Only a number is expected: how many lines in these records mention the word "title"?

## Data

►

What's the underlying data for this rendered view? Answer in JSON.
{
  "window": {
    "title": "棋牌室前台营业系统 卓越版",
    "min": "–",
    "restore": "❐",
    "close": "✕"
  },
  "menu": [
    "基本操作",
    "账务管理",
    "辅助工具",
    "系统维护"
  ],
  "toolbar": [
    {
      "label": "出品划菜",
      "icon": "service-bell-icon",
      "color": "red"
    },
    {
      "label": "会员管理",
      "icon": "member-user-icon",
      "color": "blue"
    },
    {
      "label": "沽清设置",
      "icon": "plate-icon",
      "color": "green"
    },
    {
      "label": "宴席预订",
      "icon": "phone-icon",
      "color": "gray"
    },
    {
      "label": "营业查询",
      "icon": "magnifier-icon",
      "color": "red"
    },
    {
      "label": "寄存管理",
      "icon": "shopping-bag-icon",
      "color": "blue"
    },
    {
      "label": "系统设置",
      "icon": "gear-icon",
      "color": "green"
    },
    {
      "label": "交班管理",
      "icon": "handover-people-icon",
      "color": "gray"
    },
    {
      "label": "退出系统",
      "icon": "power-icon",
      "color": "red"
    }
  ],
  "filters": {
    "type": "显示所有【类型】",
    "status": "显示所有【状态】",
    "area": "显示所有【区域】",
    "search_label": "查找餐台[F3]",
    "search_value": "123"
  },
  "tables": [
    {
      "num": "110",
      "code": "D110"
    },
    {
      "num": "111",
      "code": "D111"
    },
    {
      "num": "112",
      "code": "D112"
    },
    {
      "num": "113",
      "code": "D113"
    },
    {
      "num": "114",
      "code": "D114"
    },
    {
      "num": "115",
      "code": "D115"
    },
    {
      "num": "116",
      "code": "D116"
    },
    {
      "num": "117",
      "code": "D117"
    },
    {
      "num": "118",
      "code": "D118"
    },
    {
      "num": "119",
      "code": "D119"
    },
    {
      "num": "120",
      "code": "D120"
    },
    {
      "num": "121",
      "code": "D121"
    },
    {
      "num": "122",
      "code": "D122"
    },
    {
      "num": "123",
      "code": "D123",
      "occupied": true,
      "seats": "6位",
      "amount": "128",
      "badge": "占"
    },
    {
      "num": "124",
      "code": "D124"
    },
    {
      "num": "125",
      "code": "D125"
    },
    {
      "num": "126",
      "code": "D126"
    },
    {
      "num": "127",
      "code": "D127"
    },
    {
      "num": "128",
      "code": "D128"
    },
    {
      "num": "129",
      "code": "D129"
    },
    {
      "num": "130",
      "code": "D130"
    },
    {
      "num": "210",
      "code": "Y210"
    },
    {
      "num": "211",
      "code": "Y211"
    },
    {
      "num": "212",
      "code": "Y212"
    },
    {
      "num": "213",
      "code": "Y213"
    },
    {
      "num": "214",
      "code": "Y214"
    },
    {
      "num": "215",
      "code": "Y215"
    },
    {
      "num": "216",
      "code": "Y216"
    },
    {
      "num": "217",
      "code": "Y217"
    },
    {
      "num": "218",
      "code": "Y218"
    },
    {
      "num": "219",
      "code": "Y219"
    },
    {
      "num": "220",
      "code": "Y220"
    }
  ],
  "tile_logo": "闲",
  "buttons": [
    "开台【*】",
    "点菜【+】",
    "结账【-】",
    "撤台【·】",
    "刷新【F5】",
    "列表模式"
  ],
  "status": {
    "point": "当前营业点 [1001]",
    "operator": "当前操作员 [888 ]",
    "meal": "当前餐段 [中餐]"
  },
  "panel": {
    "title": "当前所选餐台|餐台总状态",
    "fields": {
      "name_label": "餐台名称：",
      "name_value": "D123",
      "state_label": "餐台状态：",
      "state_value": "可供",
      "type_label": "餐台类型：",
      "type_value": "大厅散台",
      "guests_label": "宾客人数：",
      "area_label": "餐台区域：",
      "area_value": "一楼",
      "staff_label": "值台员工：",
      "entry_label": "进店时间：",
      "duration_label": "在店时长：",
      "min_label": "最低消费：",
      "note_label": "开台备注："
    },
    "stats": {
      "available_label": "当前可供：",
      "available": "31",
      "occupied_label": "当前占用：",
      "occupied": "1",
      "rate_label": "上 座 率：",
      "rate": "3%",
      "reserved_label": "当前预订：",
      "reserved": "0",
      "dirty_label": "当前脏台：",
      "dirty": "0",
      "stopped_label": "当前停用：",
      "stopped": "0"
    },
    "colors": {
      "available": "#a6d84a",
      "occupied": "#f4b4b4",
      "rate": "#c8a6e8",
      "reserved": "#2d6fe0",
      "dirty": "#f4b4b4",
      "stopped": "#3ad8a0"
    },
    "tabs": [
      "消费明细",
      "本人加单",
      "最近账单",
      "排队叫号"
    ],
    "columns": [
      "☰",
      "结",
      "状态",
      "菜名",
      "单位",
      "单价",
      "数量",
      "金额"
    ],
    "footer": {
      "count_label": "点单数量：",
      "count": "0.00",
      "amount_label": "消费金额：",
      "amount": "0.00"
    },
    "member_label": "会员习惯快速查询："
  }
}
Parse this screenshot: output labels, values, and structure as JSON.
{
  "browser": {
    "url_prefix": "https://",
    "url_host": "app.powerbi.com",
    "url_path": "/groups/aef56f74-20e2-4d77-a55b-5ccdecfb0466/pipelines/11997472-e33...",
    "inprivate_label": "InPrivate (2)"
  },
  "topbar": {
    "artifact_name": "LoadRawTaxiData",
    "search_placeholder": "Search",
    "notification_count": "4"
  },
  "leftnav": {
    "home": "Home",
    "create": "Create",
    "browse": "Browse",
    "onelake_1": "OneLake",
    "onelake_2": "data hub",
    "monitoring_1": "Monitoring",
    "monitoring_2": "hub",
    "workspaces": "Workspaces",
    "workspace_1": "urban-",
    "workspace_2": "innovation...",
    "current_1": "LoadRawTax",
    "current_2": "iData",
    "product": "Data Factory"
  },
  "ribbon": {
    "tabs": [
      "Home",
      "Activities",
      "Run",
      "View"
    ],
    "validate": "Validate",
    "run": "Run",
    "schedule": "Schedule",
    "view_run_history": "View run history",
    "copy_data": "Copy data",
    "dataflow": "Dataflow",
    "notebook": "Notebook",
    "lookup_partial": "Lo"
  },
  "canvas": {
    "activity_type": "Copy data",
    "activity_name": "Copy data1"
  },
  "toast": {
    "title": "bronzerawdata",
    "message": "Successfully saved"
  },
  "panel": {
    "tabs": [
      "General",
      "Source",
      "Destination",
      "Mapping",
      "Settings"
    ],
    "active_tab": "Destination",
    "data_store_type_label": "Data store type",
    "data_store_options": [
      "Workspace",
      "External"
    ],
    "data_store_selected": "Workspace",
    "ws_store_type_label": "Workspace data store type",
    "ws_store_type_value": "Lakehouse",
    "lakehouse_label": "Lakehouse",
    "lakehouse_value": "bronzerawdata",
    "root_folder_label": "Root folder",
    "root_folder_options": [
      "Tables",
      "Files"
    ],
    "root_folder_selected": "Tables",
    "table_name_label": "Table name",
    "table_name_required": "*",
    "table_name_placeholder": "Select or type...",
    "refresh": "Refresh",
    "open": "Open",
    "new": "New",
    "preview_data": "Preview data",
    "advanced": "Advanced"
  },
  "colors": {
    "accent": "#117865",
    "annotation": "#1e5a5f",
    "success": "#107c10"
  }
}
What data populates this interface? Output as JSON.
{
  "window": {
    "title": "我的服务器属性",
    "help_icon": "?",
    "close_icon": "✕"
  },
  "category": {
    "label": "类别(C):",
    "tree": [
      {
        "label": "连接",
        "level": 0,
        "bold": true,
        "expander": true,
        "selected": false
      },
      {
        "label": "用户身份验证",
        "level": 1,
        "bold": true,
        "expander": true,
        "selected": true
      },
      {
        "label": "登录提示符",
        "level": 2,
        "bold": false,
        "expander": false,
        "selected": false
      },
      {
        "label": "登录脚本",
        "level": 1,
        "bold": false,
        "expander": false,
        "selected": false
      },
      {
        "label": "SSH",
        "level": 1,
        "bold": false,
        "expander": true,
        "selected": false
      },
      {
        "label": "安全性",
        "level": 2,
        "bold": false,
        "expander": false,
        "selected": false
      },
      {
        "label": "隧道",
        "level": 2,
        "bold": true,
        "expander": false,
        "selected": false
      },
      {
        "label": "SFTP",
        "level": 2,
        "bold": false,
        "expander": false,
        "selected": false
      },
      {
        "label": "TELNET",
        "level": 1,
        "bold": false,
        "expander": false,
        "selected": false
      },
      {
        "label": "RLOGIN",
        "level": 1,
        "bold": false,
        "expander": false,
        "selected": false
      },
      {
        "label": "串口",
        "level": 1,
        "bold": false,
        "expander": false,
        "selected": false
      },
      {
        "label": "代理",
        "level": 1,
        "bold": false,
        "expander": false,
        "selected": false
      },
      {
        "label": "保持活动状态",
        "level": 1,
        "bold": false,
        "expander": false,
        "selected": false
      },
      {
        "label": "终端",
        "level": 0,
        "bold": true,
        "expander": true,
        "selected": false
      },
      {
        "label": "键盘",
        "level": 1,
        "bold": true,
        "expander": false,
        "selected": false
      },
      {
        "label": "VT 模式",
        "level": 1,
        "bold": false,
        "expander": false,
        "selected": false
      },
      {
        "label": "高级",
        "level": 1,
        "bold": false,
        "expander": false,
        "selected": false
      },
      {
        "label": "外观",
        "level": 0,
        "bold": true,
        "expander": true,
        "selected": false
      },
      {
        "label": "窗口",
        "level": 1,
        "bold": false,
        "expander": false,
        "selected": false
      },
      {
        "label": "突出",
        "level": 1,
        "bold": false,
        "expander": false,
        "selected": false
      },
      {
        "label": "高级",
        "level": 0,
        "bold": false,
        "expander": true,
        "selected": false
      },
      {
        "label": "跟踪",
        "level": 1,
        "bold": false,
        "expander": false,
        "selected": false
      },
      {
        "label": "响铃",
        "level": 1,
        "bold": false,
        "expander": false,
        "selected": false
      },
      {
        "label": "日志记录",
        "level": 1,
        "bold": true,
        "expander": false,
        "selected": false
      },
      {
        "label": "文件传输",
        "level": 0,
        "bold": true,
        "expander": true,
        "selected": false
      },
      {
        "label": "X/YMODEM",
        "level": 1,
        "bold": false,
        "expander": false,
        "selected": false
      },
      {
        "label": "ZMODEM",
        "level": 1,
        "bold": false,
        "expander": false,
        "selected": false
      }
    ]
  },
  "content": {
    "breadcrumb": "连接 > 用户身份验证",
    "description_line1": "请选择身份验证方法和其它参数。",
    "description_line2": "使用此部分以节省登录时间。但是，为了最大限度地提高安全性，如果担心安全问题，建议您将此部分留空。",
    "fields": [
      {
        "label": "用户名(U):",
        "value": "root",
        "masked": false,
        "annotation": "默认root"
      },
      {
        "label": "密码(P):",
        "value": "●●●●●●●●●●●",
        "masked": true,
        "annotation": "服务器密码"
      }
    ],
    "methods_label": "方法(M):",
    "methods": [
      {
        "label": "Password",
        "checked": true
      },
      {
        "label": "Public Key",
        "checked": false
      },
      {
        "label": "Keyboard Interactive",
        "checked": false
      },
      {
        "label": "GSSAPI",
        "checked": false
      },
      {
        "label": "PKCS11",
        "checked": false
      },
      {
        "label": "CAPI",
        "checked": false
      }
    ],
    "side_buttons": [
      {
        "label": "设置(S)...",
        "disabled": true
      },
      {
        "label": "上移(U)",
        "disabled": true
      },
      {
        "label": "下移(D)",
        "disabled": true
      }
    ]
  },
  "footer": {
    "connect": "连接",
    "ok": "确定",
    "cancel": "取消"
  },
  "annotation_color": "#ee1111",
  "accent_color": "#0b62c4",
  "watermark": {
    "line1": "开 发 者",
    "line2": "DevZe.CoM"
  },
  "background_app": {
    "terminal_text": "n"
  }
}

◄

## Answer to this task
4